So what does Mr. Gunn present us with that is so revolting (in a good way!)? The setting is a small southern town. (Isn’t it always?) Starla (Elizabeth Banks) is married to Grant (Michael Rooker) and their marriage seems to be on the fritz. (Isn’t it always?) One night Grant stumbles out into the woods drunk with a lady friend named Brenda (Brenda James). They stumble upon what seems to be a meteor of some sort, and something slimy has crawled away. (Aren’t things from outer space are always slimy?) Not being the sharpest knives in the kitchen, the two decide to follow the trail. (Don’t they always?) They come upon a gooey slime ball that shoots something into Grant’s chest. Grant suddenly isn’t exactly himself. They return back to town as if nothing happened. (Of course)
The next day Starla notices something peculiar about her husband. The audience knows a lot more than her. He begins to eat raw meat at a staggering rate. (Even a low rate wouldn’t seem normal correct?) Before we know it Grant has impregnated Brenda, hid her in a shed in the woods, where she too devours raw meat along with woodland creatures. She begins to balloon up. Grant begins to transform as well. The police get a look at one of his gangly arms after nearly attacking Starla, and reference him as looking like a squid creature. For most of the picture it is Grant as this continually morphing wormy, squid creature, who attacks animals and devours them, that gives most of the grotesque moments. But for as many times as we’re grossed out, we’re also laughing. The film is filled with your typical comical characters from the bigot mayor to the fumbling deputy. And it’s up to Officer Bill Pardy (Nathan Fillion) to save the day.

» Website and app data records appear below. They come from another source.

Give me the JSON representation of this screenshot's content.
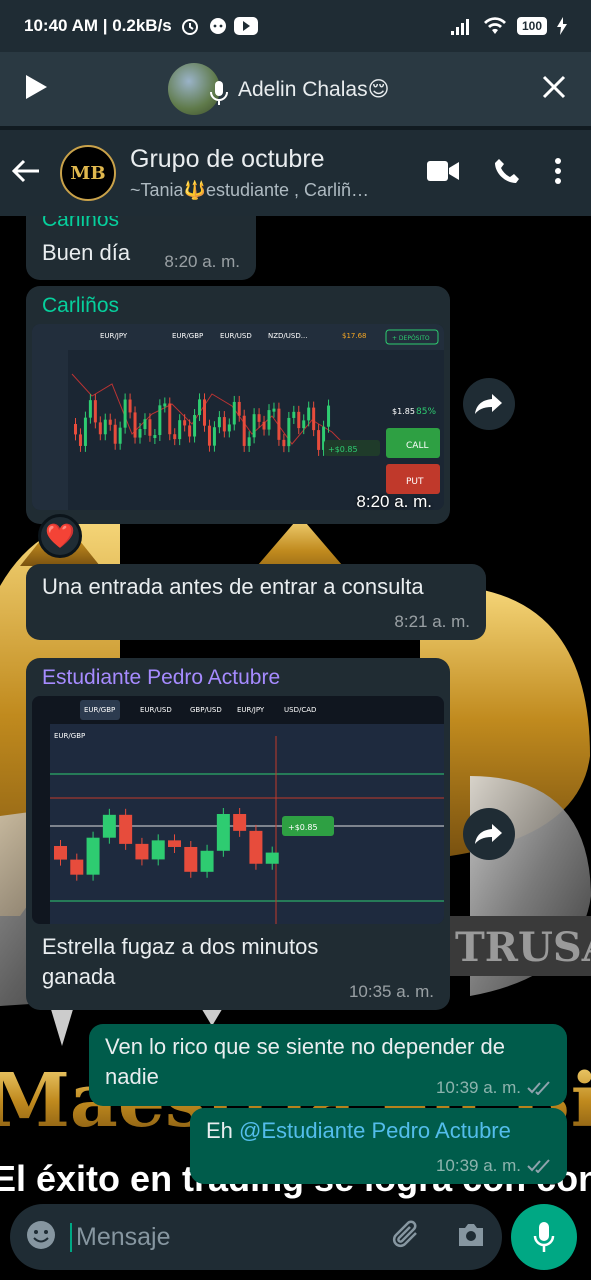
{
  "status": {
    "time": "10:40 AM",
    "speed": "0.2kB/s",
    "battery": "100"
  },
  "voice_chat": {
    "name": "Adelin Chalas😌"
  },
  "header": {
    "title": "Grupo de octubre",
    "subtitle": "~Tania🔱estudiante , Carliñ…",
    "avatar_text": "MB"
  },
  "messages": [
    {
      "sender": "Carliños",
      "text": "Buen día",
      "time": "8:20 a. m."
    },
    {
      "sender": "Carliños",
      "time": "8:20 a. m.",
      "reaction": "❤️",
      "image": {
        "tabs": [
          "EUR/JPY",
          "EUR/GBP",
          "EUR/USD",
          "NZD/USD..."
        ],
        "balance": "$17.68",
        "deposit_label": "+ DEPÓSITO",
        "payout": "85%",
        "amount": "$1.85",
        "call_label": "CALL",
        "put_label": "PUT",
        "profit": "+$0.85"
      }
    },
    {
      "text": "Una entrada antes de entrar a consulta",
      "time": "8:21 a. m."
    },
    {
      "sender": "Estudiante Pedro Actubre",
      "text": "Estrella fugaz a dos minutos ganada",
      "time": "10:35 a. m.",
      "image": {
        "tabs": [
          "EUR/GBP",
          "EUR/USD",
          "GBP/USD",
          "EUR/JPY",
          "USD/CAD"
        ],
        "profit": "+$0.85",
        "pair": "EUR/GBP"
      }
    },
    {
      "text": "Ven lo rico que se siente no depender de nadie",
      "time": "10:39 a. m.",
      "outgoing": true
    },
    {
      "prefix": "Eh ",
      "mention": "@Estudiante Pedro Actubre",
      "time": "10:39 a. m.",
      "outgoing": true
    }
  ],
  "wallpaper": {
    "line1": "Maestría en Binar",
    "line2": "El éxito en trading se logra con conocimie",
    "badge": "TRUSA"
  },
  "composer": {
    "placeholder": "Mensaje"
  },
  "colors": {
    "sender1": "#06cf9c",
    "sender2": "#a68bff",
    "mention": "#53bdeb",
    "accent": "#00a884"
  }
}
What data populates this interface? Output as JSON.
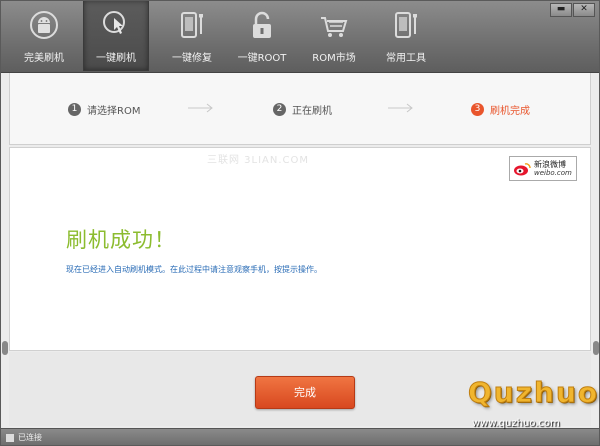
{
  "toolbar": {
    "items": [
      {
        "label": "完美刷机",
        "icon": "android-icon"
      },
      {
        "label": "一键刷机",
        "icon": "touch-flash-icon"
      },
      {
        "label": "一键修复",
        "icon": "phone-repair-icon"
      },
      {
        "label": "一键ROOT",
        "icon": "unlock-icon"
      },
      {
        "label": "ROM市场",
        "icon": "cart-icon"
      },
      {
        "label": "常用工具",
        "icon": "tools-icon"
      }
    ],
    "active_index": 1
  },
  "window_buttons": {
    "minimize": "▬",
    "close": "✕"
  },
  "steps": [
    {
      "num": "1",
      "label": "请选择ROM"
    },
    {
      "num": "2",
      "label": "正在刷机"
    },
    {
      "num": "3",
      "label": "刷机完成"
    }
  ],
  "main": {
    "watermark": "三联网 3LIAN.COM",
    "weibo_cn": "新浪微博",
    "weibo_en": "weibo.com",
    "title": "刷机成功！",
    "description": "现在已经进入自动刷机模式。在此过程中请注意观察手机，按提示操作。"
  },
  "done_button": "完成",
  "status": {
    "connection": "已连接"
  },
  "brand": {
    "name": "Quzhuo",
    "url": "www.quzhuo.com"
  },
  "colors": {
    "accent": "#e9552c",
    "success": "#8cbc2f",
    "link": "#2a6cb6"
  }
}
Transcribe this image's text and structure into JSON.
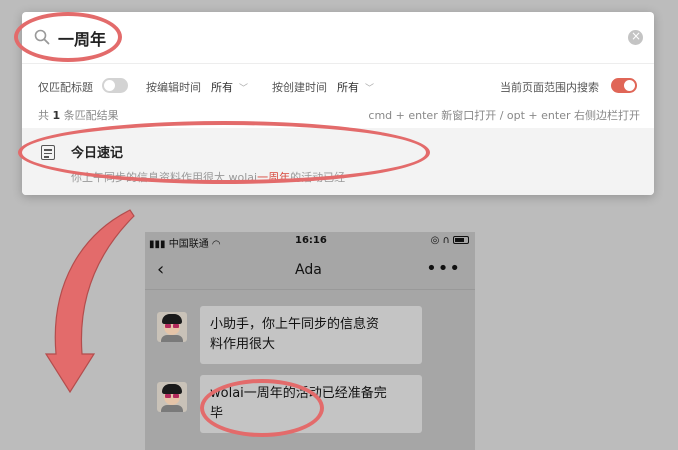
{
  "search": {
    "query": "一周年",
    "icon": "search-icon",
    "clear_icon": "close-icon"
  },
  "filters": {
    "title_only_label": "仅匹配标题",
    "title_only_on": false,
    "edit_time_label": "按编辑时间",
    "edit_time_value": "所有",
    "create_time_label": "按创建时间",
    "create_time_value": "所有",
    "scope_label": "当前页面范围内搜索",
    "scope_on": true
  },
  "results_meta": {
    "prefix": "共",
    "count": "1",
    "suffix": "条匹配结果",
    "shortcut_hint": "cmd + enter 新窗口打开 / opt + enter 右侧边栏打开"
  },
  "results": [
    {
      "title": "今日速记",
      "snippet_before": "你上午同步的信息资料作用很大 wolai",
      "snippet_highlight": "一周年",
      "snippet_after": "的活动已经"
    }
  ],
  "phone": {
    "carrier": "中国联通",
    "time": "16:16",
    "chat_title": "Ada",
    "back_icon": "chevron-left-icon",
    "more_icon": "more-icon",
    "messages": [
      {
        "line1": "小助手，你上午同步的信息资",
        "line2": "料作用很大"
      },
      {
        "line1": "wolai一周年的活动已经准备完",
        "line2": "毕"
      }
    ]
  },
  "colors": {
    "accent_red": "#e06657",
    "annotation_red": "#e36b6b",
    "highlight": "#d84a3f"
  }
}
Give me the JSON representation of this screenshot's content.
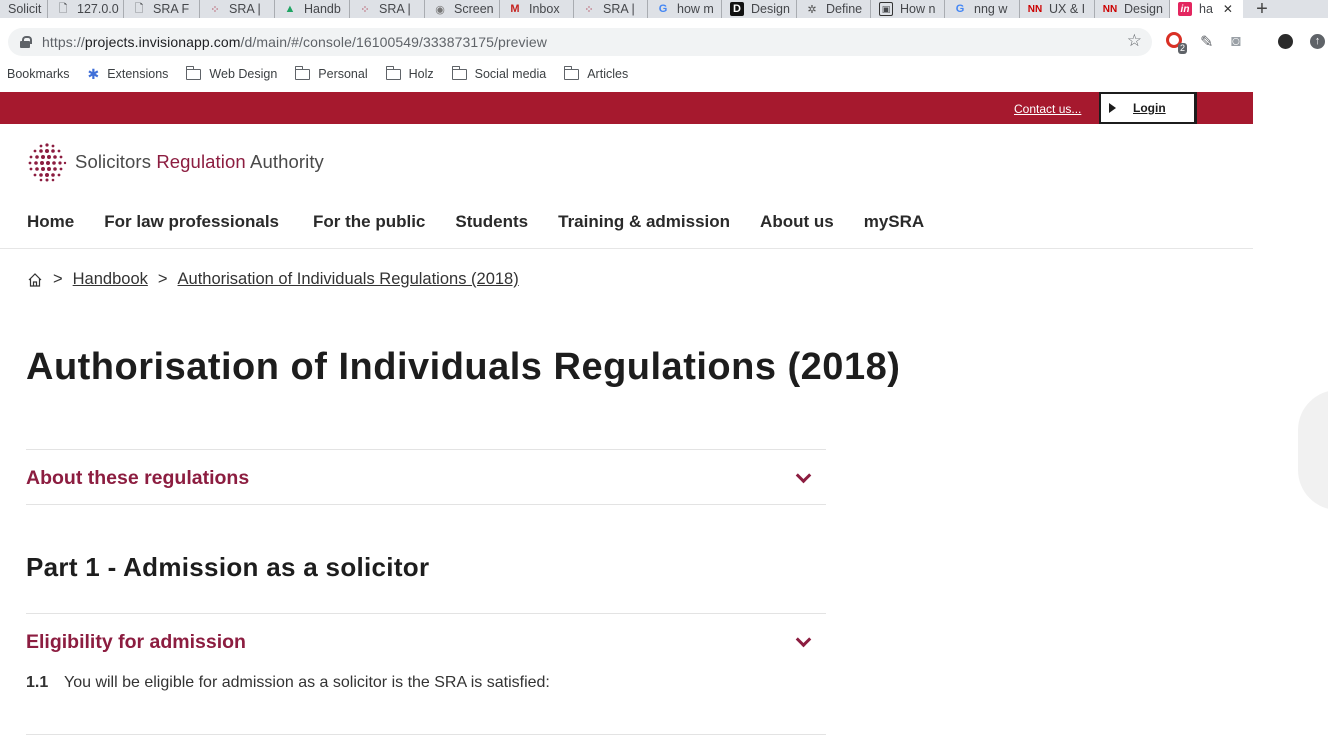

Before we know it Brenda, the size of the Goodyear Blimp, erupts releasing thousands of slithering CGI slugs. The slugs seem to have a mind of their own and want to penetrate people’s mouths so they can gross us out even more. And alas the entire townspeople are turned into mindless zombies.
Obviously this isn’t a film for every taste. Those who enjoy their scares with slimy gore will rejoice (as did I). The film won’t win awards, but its fun and entertaining. The film always has its tongue planted firmly in cheek. The characters don’t spend time in mindless exposition in an attempt to fill us in on what exactly is going on. We don’t care. We just want to see nasty creatures get it on with the townsfolk. The film is obviously not without its flaws and for me, there was too much Computer Generated Imagery. It’s very easy these days to tell what’s really filmed and what is added with a computer. Computer effects, especially when it comes to horror, always seem to lessen the thrills. However, I found little to complain about here. After all, when a B-movie homage has no other purpose than to make you want to reach for a vomit bag intentionally, you can’t ask for anything more. GRADE: B (what else?)